Submitted by Market Crumbs,
Investors continued to flee as fast as they could from risk assets yesterday, with markets getting completely annihilated as the fallout from the coronavirus continues to intensify.
The Dow dropped nearly 3,000 points, or nearly 13%, marking its worst day since the “Black Monday” crash in 1987. The Dow’s point and percentage decline was the largest and second-largest, respectively, single day decline of all time.The S&P 500 wiped out all of last year’s gains, falling nearly 12% in its third-worst day ever. The S&P 500 hit its limit down circuit breaker immediately after the open, marking the third time trading was halted over the last week. As for the Nasdaq, the index had its worst day of all time, falling more than 12%.
In a sign of just how nervous investors were yesterday, the CBOE Volatility Index, or VIX—which is a common gauge of fear in the market, closed at a record high of 82.69. The VIX exceeded the financial crisis high of 80.74, which it reached on November 21, 2008.
Despite emergency actions from the U.S. Federal Reserve on Sunday night, which included cutting the Fed Funds rate to near-zero and $750 billion in quantitative easing, or QE, investors still couldn’t get themselves to take on risk.

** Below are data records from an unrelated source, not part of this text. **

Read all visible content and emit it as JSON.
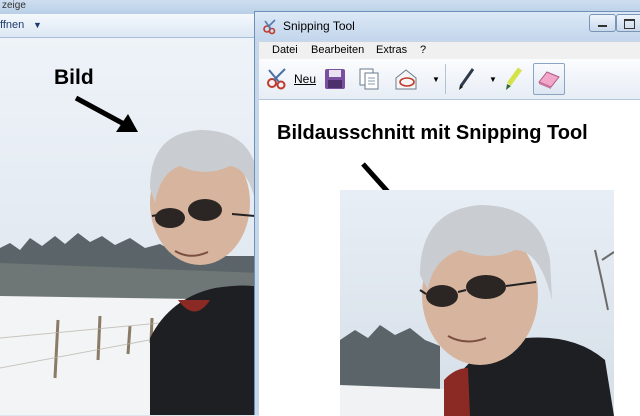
{
  "background_window": {
    "title_fragment": "zeige",
    "open_menu_label": "ffnen",
    "photo_label": "Bild"
  },
  "snipping_tool": {
    "title": "Snipping Tool",
    "menu": [
      "Datei",
      "Bearbeiten",
      "Extras",
      "?"
    ],
    "toolbar": {
      "new_label": "Neu"
    },
    "canvas_heading": "Bildausschnitt mit Snipping Tool"
  }
}
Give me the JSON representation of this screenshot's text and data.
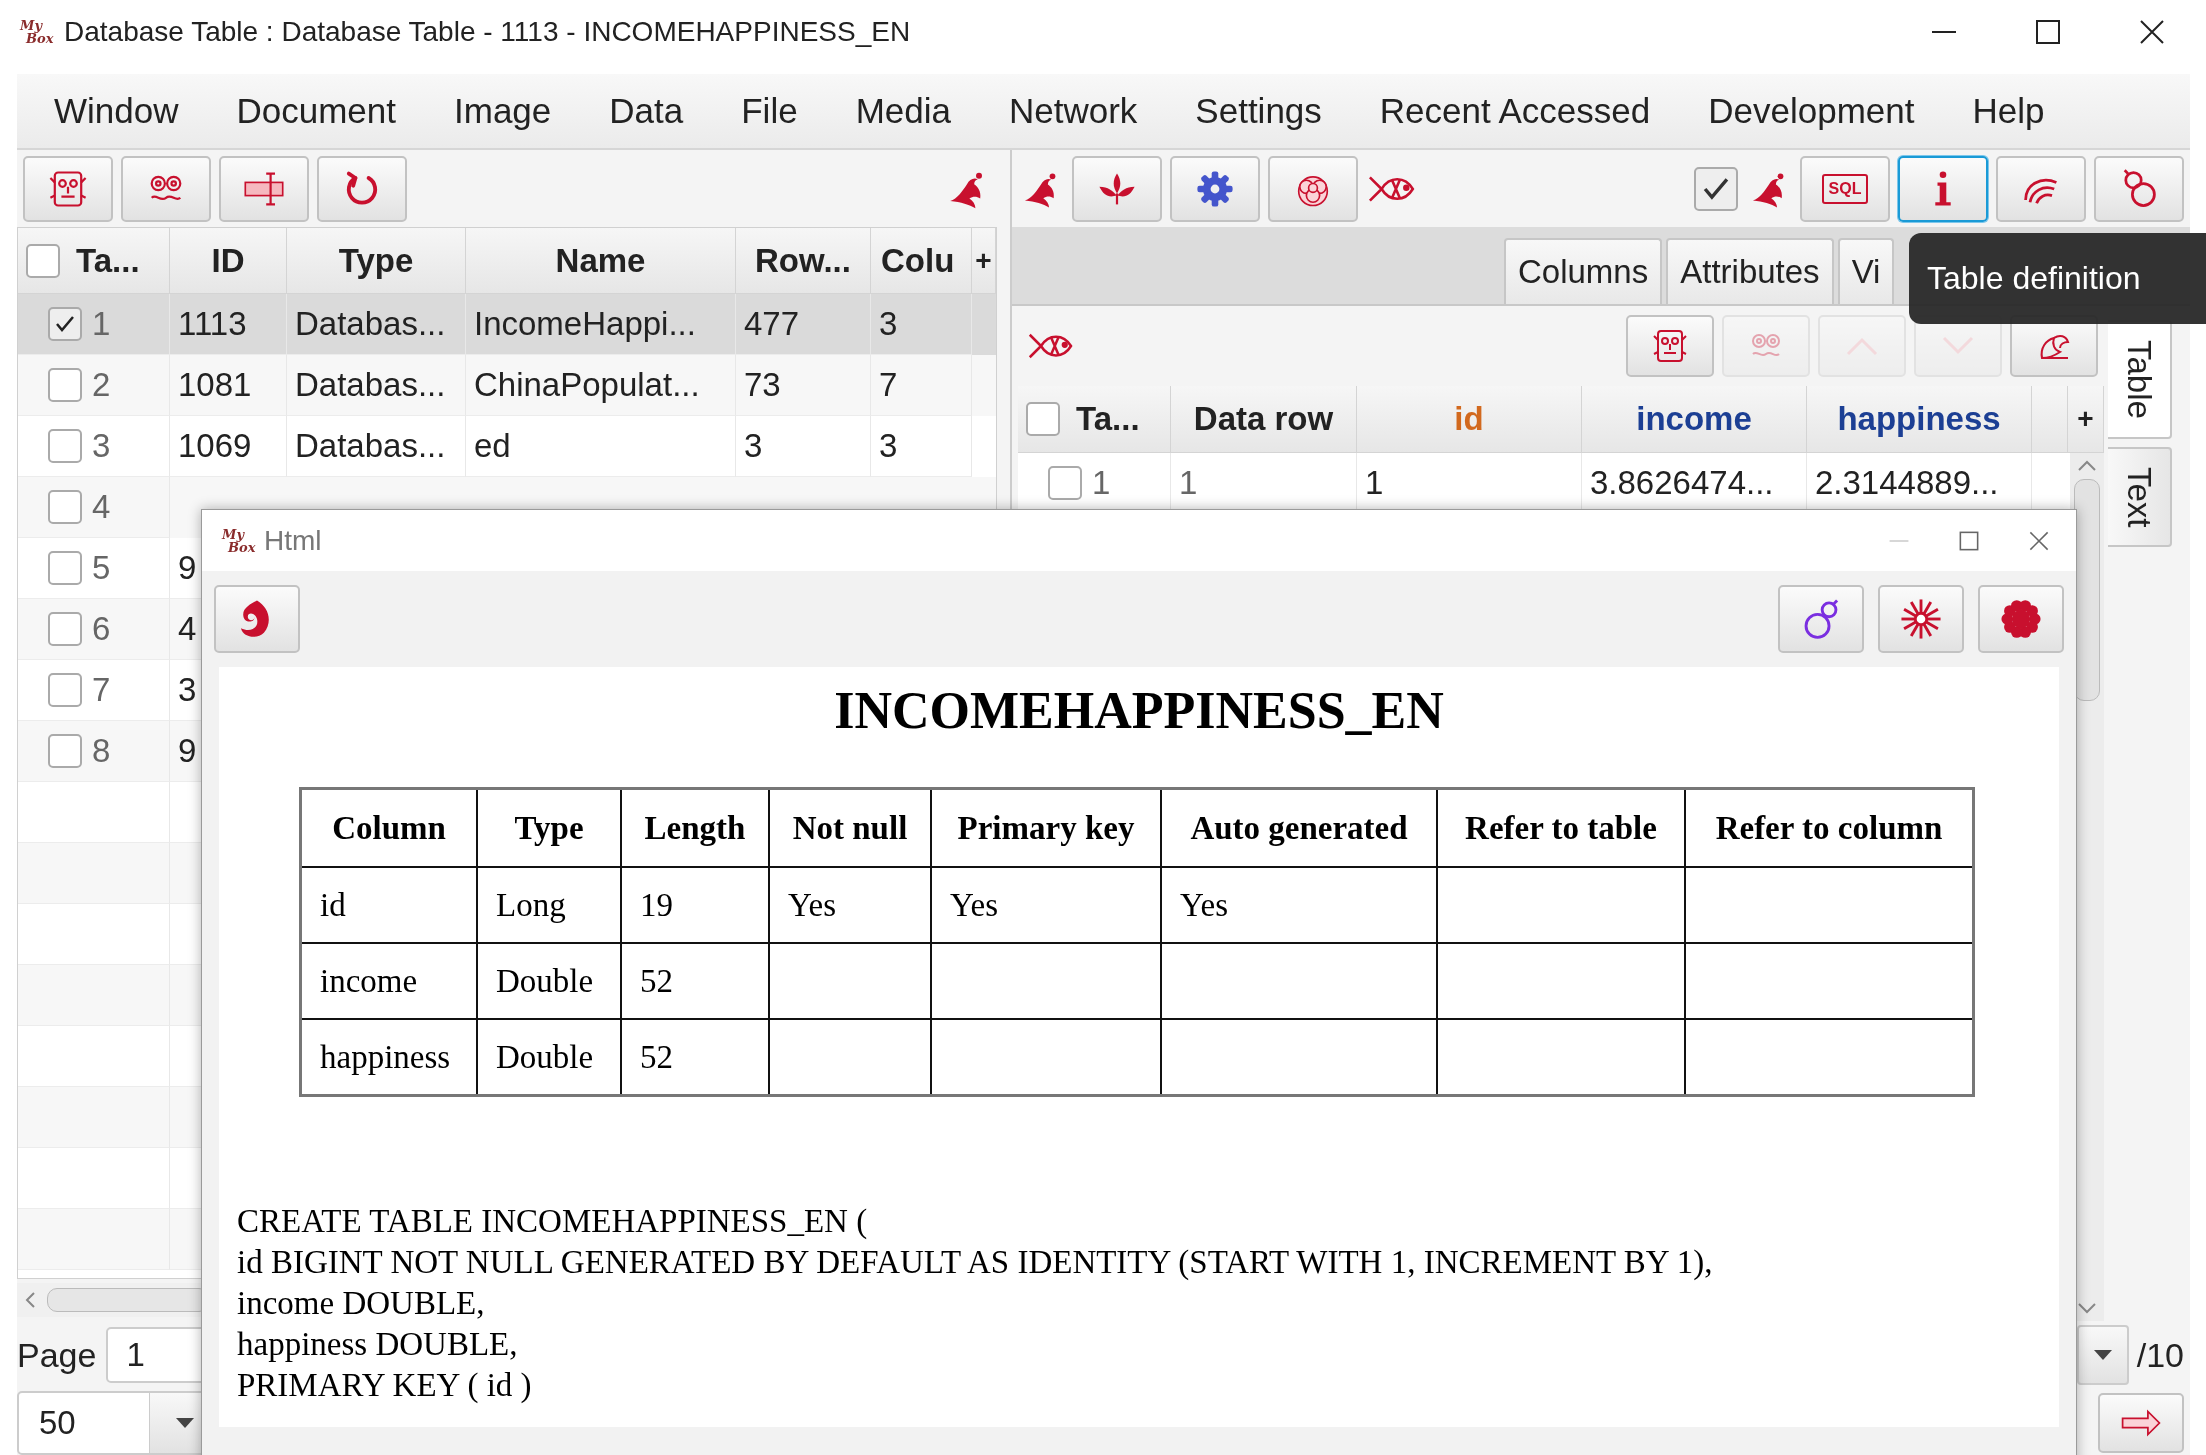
{
  "window": {
    "logo": [
      "My",
      "Box"
    ],
    "title": "Database Table : Database Table - 1113 - INCOMEHAPPINESS_EN"
  },
  "menu": [
    "Window",
    "Document",
    "Image",
    "Data",
    "File",
    "Media",
    "Network",
    "Settings",
    "Recent Accessed",
    "Development",
    "Help"
  ],
  "left_table": {
    "all_checked": false,
    "columns": [
      "Ta...",
      "ID",
      "Type",
      "Name",
      "Row...",
      "Colu"
    ],
    "add_column": "+",
    "rows": [
      {
        "checked": true,
        "selected": true,
        "cells": [
          "1",
          "1113",
          "Databas...",
          "IncomeHappi...",
          "477",
          "3"
        ]
      },
      {
        "checked": false,
        "selected": false,
        "cells": [
          "2",
          "1081",
          "Databas...",
          "ChinaPopulat...",
          "73",
          "7"
        ]
      },
      {
        "checked": false,
        "selected": false,
        "cells": [
          "3",
          "1069",
          "Databas...",
          "ed",
          "3",
          "3"
        ]
      },
      {
        "checked": false,
        "selected": false,
        "cells": [
          "4"
        ]
      },
      {
        "checked": false,
        "selected": false,
        "cells": [
          "5",
          "9"
        ]
      },
      {
        "checked": false,
        "selected": false,
        "cells": [
          "6",
          "4"
        ]
      },
      {
        "checked": false,
        "selected": false,
        "cells": [
          "7",
          "3"
        ]
      },
      {
        "checked": false,
        "selected": false,
        "cells": [
          "8",
          "9"
        ]
      }
    ]
  },
  "pager": {
    "label": "Page",
    "page": "1",
    "page_size": "50",
    "page_total": "/10"
  },
  "right_toolbar": {
    "checkbox": {
      "checked": true
    },
    "sql_label": "SQL",
    "info_focused": true
  },
  "tabs": [
    {
      "label": "Columns",
      "selected": false
    },
    {
      "label": "Attributes",
      "selected": false
    },
    {
      "label": "Vi",
      "selected": false
    }
  ],
  "subtoolbar": [
    {
      "disabled": false
    },
    {
      "disabled": true
    },
    {
      "disabled": true
    },
    {
      "disabled": true
    },
    {
      "disabled": false
    }
  ],
  "data_table": {
    "all_checked": false,
    "columns": [
      {
        "label": "Ta...",
        "kind": "meta"
      },
      {
        "label": "Data row",
        "kind": "meta"
      },
      {
        "label": "id",
        "kind": "key"
      },
      {
        "label": "income",
        "kind": "field"
      },
      {
        "label": "happiness",
        "kind": "field"
      }
    ],
    "add_column": "+",
    "rows": [
      {
        "checked": false,
        "cells": [
          "1",
          "1",
          "1",
          "3.8626474...",
          "2.3144889..."
        ]
      }
    ]
  },
  "side_tabs": [
    {
      "label": "Table",
      "selected": true
    },
    {
      "label": "Text",
      "selected": false
    }
  ],
  "tooltip": "Table definition",
  "html_window": {
    "logo": [
      "My",
      "Box"
    ],
    "title": "Html",
    "heading": "INCOMEHAPPINESS_EN",
    "table": {
      "columns": [
        "Column",
        "Type",
        "Length",
        "Not null",
        "Primary key",
        "Auto generated",
        "Refer to table",
        "Refer to column"
      ],
      "rows": [
        [
          "id",
          "Long",
          "19",
          "Yes",
          "Yes",
          "Yes"
        ],
        [
          "income",
          "Double",
          "52"
        ],
        [
          "happiness",
          "Double",
          "52"
        ]
      ]
    },
    "sql": [
      "CREATE TABLE INCOMEHAPPINESS_EN (",
      "id BIGINT NOT NULL GENERATED BY DEFAULT AS IDENTITY (START WITH 1, INCREMENT BY 1),",
      "income DOUBLE,",
      "happiness DOUBLE,",
      "PRIMARY KEY ( id )"
    ]
  }
}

Amidst the carnage yesterday, a troubling pattern emerged that reminded investors of the depths of the financial crisis. Just as was the case during the financial crisis, headlines of bailouts for affected industries and companies started to make the rounds.

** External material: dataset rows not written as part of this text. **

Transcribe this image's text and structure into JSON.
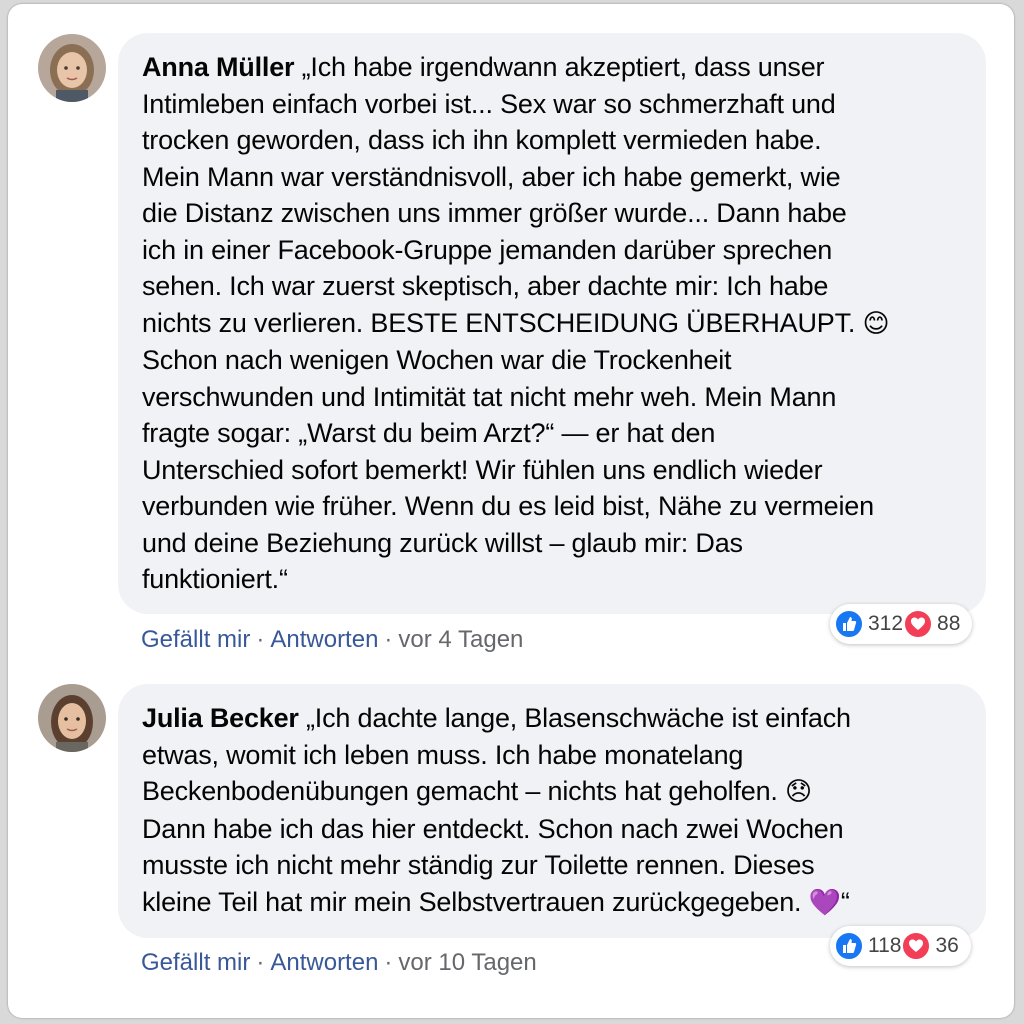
{
  "colors": {
    "link": "#385898",
    "bubble": "#f0f2f5",
    "meta": "#65676b",
    "like": "#1877f2",
    "love": "#f33e58"
  },
  "comments": [
    {
      "author": "Anna Müller",
      "text_lines": [
        "„Ich habe irgendwann akzeptiert, dass unser",
        "Intimleben einfach vorbei ist... Sex war so schmerzhaft und",
        "trocken geworden, dass ich ihn komplett vermieden habe.",
        "Mein Mann war verständnisvoll, aber ich habe gemerkt, wie",
        "die Distanz zwischen uns immer größer wurde... Dann habe",
        "ich in einer Facebook-Gruppe jemanden darüber sprechen",
        "sehen. Ich war zuerst skeptisch, aber dachte mir: Ich habe",
        "nichts zu verlieren. BESTE ENTSCHEIDUNG ÜBERHAUPT.",
        "Schon nach wenigen Wochen war die Trockenheit",
        "verschwunden und Intimität tat nicht mehr weh. Mein Mann",
        "fragte sogar: „Warst du beim Arzt?“ — er hat den",
        "Unterschied sofort bemerkt! Wir fühlen uns endlich wieder",
        "verbunden wie früher. Wenn du es leid bist, Nähe zu vermeien",
        "und deine Beziehung zurück willst – glaub mir: Das",
        "funktioniert.“"
      ],
      "emoji": "😊",
      "like_label": "Gefällt mir",
      "reply_label": "Antworten",
      "time": "vor 4 Tagen",
      "likes": "312",
      "loves": "88"
    },
    {
      "author": "Julia Becker",
      "text_lines": [
        "„Ich dachte lange, Blasenschwäche ist einfach",
        "etwas, womit ich leben muss. Ich habe monatelang",
        "Beckenbodenübungen gemacht – nichts hat geholfen.",
        "Dann habe ich das hier entdeckt. Schon nach zwei Wochen",
        "musste ich nicht mehr ständig zur Toilette rennen. Dieses",
        "kleine Teil hat mir mein Selbstvertrauen zurückgegeben."
      ],
      "emoji": "😞",
      "closing_emoji": "💜",
      "closing_quote": "“",
      "like_label": "Gefällt mir",
      "reply_label": "Antworten",
      "time": "vor 10 Tagen",
      "likes": "118",
      "loves": "36"
    }
  ]
}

The airline industry, which has seen an unprecedented hit, is seeking $50 billion in emergency aid from the government. Airlines for America, which is an industry group representing some of the largest airlines, recommended airlines immediately receive $25 billion in grants as a result of reduced liquidity and $25 billion in low- or zero-interest loans.
U.S. President Donald Trump signaled they will receive assistance from the government.
“We’re going to back the airlines 100% − it’s not their fault,” President Trump said.
“We’ll be backstopping the airlines and helping them very much.”
A few hours later, Boeing, which has seen its stock give up all of its gains since October 2016 as it deals with the fallout from the troubled 737 MAX, confirmed it is also seeking government aid.
“Short-term access to public and private liquidity will be one of the most important ways for airlines, airports, suppliers and manufacturers to bridge to recovery,” Boeing said.
“We appreciate how the administration and Congress are engaging with all elements of the aviation industry during this difficult time.”
While thousands of jobs would be affected if airlines and Boeing were to fail, the issue is where their money was going when things were going well. For example, the largest U.S. airlines spent 96% of their free cash flow repurchasing shares over the last decade. In Boeing’s case, the company has repurchased more than $100 billion of its shares since 2013.
As the economic fallout from the coronavirus intensifies by the day, it’s likely other heavily-affected industries will also ask for a bailout. While bailouts can prevent mass layoffs and disruptions to the economy, the issue boils down to nothing more than privatizing profits and socializing losses. If this becomes the norm, the debate over executive compensation and restricting share buybacks will only intensify in the years to come